[The data Boundary: Start]

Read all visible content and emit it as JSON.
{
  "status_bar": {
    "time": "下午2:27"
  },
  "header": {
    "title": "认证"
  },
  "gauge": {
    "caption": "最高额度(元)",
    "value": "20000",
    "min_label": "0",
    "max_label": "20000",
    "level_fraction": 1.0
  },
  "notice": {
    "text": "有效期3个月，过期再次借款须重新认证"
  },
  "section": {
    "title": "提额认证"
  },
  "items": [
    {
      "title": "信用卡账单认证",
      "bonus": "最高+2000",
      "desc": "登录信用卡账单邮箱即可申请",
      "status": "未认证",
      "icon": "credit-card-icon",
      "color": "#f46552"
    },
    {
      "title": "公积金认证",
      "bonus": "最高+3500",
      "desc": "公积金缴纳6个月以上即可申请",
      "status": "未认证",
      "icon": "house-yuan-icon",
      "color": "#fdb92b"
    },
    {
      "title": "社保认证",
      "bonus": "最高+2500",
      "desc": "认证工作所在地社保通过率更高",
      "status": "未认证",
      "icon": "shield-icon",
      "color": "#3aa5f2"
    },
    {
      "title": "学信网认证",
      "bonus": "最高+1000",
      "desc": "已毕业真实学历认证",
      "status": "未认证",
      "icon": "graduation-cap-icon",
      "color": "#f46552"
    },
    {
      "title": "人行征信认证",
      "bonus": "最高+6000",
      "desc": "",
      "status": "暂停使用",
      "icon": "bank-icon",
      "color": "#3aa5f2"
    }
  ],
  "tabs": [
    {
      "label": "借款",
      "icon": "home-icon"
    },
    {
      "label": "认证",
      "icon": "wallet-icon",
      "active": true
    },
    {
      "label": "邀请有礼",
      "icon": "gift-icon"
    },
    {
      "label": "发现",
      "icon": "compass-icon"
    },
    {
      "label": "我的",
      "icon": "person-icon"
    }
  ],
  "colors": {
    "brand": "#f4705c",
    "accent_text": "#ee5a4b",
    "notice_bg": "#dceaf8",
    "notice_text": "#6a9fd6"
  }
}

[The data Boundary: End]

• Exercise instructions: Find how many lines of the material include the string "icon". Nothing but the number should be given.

• Exercise result: 10